## Supplied records:

-- Opening Marker --

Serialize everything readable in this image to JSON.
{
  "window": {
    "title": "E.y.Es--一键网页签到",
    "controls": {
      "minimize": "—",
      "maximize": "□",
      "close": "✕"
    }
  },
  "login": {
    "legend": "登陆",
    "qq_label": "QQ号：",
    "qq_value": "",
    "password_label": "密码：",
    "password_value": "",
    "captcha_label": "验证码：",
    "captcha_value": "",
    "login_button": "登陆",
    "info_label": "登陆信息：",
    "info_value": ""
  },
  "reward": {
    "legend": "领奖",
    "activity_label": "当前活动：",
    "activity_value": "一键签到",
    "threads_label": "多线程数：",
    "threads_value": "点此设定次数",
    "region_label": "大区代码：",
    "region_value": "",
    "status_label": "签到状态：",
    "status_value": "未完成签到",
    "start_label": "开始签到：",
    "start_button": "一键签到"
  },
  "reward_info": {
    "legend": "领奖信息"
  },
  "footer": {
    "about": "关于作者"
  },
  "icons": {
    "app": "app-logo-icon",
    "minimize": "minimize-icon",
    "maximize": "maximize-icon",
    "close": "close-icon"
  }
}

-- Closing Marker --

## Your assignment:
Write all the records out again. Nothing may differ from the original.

## Completed task:
Serialize everything readable in this image to JSON.
{
  "window": {
    "title": "E.y.Es--一键网页签到",
    "controls": {
      "minimize": "—",
      "maximize": "□",
      "close": "✕"
    }
  },
  "login": {
    "legend": "登陆",
    "qq_label": "QQ号：",
    "qq_value": "",
    "password_label": "密码：",
    "password_value": "",
    "captcha_label": "验证码：",
    "captcha_value": "",
    "login_button": "登陆",
    "info_label": "登陆信息：",
    "info_value": ""
  },
  "reward": {
    "legend": "领奖",
    "activity_label": "当前活动：",
    "activity_value": "一键签到",
    "threads_label": "多线程数：",
    "threads_value": "点此设定次数",
    "region_label": "大区代码：",
    "region_value": "",
    "status_label": "签到状态：",
    "status_value": "未完成签到",
    "start_label": "开始签到：",
    "start_button": "一键签到"
  },
  "reward_info": {
    "legend": "领奖信息"
  },
  "footer": {
    "about": "关于作者"
  },
  "icons": {
    "app": "app-logo-icon",
    "minimize": "minimize-icon",
    "maximize": "maximize-icon",
    "close": "close-icon"
  }
}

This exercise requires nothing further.